RECORDS PROVIDED Start Marker
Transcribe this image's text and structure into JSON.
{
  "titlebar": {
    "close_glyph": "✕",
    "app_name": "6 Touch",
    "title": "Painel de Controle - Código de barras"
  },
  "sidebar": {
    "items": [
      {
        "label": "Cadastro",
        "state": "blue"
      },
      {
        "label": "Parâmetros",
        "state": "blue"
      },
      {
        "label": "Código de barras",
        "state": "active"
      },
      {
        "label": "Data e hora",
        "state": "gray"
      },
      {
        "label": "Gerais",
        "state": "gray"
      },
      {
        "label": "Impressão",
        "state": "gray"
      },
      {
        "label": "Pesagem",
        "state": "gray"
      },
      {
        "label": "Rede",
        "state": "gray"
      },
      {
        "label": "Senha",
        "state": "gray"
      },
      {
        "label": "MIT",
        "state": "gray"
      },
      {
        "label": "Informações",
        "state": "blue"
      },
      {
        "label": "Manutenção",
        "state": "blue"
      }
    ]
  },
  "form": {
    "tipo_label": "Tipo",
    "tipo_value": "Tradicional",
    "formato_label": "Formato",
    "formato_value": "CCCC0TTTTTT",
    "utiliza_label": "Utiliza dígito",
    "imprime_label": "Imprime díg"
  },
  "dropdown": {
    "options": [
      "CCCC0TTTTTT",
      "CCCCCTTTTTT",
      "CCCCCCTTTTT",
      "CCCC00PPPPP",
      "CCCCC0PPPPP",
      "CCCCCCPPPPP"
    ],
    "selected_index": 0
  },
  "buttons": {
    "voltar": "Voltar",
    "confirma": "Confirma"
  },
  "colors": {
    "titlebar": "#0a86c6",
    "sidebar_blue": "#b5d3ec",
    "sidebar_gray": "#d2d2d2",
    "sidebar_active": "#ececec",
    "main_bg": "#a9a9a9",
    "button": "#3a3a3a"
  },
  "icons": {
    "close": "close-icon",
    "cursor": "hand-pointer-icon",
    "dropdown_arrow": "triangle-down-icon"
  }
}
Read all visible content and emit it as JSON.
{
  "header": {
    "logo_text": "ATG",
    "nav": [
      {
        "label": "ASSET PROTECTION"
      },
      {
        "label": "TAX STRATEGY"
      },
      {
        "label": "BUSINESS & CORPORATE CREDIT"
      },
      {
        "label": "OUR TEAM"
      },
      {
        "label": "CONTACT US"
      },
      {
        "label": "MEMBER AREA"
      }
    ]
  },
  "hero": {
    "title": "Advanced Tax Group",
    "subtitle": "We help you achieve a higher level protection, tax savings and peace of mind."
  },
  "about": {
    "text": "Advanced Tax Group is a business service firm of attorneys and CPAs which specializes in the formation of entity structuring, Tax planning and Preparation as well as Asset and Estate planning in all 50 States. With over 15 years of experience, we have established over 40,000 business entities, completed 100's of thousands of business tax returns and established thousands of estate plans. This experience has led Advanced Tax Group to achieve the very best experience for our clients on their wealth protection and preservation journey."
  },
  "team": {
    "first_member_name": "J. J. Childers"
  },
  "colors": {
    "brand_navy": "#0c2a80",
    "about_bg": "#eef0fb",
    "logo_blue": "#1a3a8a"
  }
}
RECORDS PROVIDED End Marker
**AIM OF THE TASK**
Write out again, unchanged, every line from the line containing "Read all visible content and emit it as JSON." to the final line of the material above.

**SOLUTION TO THE EXERCISE**
Read all visible content and emit it as JSON.
{
  "header": {
    "logo_text": "ATG",
    "nav": [
      {
        "label": "ASSET PROTECTION"
      },
      {
        "label": "TAX STRATEGY"
      },
      {
        "label": "BUSINESS & CORPORATE CREDIT"
      },
      {
        "label": "OUR TEAM"
      },
      {
        "label": "CONTACT US"
      },
      {
        "label": "MEMBER AREA"
      }
    ]
  },
  "hero": {
    "title": "Advanced Tax Group",
    "subtitle": "We help you achieve a higher level protection, tax savings and peace of mind."
  },
  "about": {
    "text": "Advanced Tax Group is a business service firm of attorneys and CPAs which specializes in the formation of entity structuring, Tax planning and Preparation as well as Asset and Estate planning in all 50 States. With over 15 years of experience, we have established over 40,000 business entities, completed 100's of thousands of business tax returns and established thousands of estate plans. This experience has led Advanced Tax Group to achieve the very best experience for our clients on their wealth protection and preservation journey."
  },
  "team": {
    "first_member_name": "J. J. Childers"
  },
  "colors": {
    "brand_navy": "#0c2a80",
    "about_bg": "#eef0fb",
    "logo_blue": "#1a3a8a"
  }
}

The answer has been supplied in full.